\frac{\sum_{k=-\infty}^{\infty} \left((-1)^k\, 2^{-k^2/2}\right)}{\sum_{k=-\infty}^{\infty} \left(2^{-k^2/2}\right)}
$

This evaluates to approximately (0.004872868560797)/(3.01076739115959), which is approximately 0.001618480582427.

I'll show the way I derived those two summations in a later post, but it's basically a consequence of the formulas I showed in this link:
http://math.eretrandre.org/tetrationforu...53#pid7453

By the way, if we go off in the imaginary direction, we see a similar pattern, namely that the function grows at a near constant rate, relative to the respective values in the positive direction. Using a similar summation, we can even calculate that the constant in the imaginary direction is approximately 0.168663.
(10/06/2014, 07:17 PM)jaydfox Wrote: [ -> ]$
\frac{\sum_{k=-\infty}^{\infty} \left((-1)^k\, 2^{-k^2/2}\right)}{\sum_{k=-\infty}^{\infty} \left(2^{-k^2/2}\right)}
$

This evaluates to approximately (0.004872868560797)/(3.01076739115959), which is approximately 0.001618480582427.

In general $\sum_{k=-\infty}^{\infty} \left((-1)^k\, f(-k^2)\right)$ equals $2 \sum_{k=1}^{\infty} \left((-1)^k\, f(-k^2)\right)-f(0)$.

You probably already know that , but maybe it simplifies matters ?

Are you claiming that there are no zero's off the real line ?

Very intresting stuff.

I think we are onto a general thing ;

No zero's in the upper complex plane
Good entire approximations ( fake function , J(x) for the binary p )
... with all derivatives positive.

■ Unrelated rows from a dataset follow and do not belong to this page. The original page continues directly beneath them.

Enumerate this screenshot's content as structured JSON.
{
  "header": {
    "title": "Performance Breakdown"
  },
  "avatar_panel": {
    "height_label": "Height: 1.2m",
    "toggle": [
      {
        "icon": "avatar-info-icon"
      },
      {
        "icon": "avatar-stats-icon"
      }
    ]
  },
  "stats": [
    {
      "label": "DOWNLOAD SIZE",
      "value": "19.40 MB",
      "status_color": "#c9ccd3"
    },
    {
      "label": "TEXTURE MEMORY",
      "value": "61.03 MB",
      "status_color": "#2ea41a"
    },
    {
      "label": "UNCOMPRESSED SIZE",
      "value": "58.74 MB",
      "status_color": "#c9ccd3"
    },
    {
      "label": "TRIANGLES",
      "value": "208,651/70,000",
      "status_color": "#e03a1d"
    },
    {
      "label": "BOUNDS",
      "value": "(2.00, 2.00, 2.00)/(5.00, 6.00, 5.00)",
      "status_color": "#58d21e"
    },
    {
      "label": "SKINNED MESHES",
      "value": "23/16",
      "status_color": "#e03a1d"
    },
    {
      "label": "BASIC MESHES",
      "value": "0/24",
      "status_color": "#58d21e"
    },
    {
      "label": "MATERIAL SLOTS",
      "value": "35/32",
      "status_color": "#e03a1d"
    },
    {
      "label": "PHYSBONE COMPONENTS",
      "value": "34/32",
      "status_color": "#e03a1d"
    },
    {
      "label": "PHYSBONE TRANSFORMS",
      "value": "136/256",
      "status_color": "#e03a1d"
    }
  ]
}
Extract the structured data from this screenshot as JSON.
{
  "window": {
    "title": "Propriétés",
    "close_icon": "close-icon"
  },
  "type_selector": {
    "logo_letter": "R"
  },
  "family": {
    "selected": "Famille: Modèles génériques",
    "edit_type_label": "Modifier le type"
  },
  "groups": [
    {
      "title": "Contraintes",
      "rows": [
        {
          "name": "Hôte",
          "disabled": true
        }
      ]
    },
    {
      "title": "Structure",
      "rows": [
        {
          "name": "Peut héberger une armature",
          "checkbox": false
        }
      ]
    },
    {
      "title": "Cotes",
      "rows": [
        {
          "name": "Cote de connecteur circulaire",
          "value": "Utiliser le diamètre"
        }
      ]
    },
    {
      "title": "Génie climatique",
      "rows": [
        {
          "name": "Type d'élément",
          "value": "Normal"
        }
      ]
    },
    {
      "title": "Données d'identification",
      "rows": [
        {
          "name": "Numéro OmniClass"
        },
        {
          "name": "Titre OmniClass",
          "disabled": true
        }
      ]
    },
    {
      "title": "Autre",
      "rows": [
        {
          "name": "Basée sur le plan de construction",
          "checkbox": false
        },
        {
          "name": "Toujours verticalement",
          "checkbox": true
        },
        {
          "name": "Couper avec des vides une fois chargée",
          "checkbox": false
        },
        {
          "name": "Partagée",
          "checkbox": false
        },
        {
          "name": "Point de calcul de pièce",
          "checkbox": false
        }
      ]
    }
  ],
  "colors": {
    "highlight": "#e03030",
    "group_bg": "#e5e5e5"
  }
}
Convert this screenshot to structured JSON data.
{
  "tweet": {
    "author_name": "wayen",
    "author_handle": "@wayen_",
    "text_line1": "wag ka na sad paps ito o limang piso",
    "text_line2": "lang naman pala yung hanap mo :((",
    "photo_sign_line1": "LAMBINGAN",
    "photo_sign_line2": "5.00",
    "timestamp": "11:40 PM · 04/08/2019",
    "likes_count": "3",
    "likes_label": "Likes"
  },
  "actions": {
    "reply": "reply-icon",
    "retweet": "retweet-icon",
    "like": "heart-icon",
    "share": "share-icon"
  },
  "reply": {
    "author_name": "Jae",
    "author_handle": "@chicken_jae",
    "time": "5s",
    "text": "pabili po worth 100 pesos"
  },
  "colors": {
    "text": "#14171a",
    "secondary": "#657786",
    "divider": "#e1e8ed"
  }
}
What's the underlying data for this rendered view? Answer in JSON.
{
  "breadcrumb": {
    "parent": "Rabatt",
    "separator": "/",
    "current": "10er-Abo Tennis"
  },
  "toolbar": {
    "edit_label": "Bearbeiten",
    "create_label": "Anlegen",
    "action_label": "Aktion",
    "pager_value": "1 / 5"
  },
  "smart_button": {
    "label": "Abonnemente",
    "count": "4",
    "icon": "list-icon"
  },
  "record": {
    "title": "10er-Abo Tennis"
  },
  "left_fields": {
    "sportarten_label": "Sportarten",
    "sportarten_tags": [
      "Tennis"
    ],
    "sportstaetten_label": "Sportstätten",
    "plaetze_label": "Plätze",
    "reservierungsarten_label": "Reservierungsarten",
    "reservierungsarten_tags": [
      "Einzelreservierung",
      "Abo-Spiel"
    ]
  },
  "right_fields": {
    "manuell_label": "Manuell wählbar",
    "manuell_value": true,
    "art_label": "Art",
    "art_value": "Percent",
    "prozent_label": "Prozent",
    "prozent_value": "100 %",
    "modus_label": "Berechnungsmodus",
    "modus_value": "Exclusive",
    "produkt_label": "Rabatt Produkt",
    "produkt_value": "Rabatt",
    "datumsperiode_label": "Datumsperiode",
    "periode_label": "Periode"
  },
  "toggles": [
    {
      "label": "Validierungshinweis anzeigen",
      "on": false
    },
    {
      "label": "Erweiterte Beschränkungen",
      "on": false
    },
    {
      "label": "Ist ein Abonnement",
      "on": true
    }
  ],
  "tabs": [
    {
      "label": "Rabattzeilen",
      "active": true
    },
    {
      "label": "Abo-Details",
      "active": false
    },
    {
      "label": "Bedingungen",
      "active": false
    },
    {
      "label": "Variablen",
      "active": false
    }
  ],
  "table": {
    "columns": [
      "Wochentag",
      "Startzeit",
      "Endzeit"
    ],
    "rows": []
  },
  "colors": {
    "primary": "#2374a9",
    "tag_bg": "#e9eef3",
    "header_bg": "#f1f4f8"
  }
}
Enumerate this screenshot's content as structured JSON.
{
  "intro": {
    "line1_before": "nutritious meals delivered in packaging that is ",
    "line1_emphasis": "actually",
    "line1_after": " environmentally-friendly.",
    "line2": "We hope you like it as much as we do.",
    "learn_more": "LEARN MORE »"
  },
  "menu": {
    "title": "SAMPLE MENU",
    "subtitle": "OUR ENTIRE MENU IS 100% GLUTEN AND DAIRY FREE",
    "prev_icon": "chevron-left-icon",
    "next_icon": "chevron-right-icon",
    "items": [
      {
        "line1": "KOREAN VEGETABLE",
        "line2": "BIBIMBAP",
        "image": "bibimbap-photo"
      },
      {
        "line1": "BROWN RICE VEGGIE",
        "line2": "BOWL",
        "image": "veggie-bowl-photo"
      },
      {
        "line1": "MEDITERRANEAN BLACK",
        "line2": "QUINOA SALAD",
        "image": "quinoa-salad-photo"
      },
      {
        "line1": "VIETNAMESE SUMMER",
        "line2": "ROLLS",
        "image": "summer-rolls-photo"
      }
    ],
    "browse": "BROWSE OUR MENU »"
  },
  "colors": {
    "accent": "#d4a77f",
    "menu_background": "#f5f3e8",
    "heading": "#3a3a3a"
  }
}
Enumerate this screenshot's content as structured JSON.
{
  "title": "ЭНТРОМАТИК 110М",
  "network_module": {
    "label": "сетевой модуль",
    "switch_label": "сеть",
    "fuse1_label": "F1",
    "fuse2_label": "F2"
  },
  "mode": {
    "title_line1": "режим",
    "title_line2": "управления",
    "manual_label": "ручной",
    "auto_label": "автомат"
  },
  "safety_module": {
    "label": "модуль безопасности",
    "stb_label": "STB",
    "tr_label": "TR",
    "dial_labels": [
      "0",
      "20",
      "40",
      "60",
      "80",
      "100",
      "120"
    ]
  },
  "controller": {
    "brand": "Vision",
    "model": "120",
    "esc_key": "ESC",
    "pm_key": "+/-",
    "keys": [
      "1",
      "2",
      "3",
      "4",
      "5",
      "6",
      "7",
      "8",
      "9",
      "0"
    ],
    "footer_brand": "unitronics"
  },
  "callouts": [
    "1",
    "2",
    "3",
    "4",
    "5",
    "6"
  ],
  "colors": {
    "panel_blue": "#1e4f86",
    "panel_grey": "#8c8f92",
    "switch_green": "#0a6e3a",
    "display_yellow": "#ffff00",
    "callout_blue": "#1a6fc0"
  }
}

It all seems connected.

Id like to see how you arrived at these things.

Thanks.

regards

tommy1729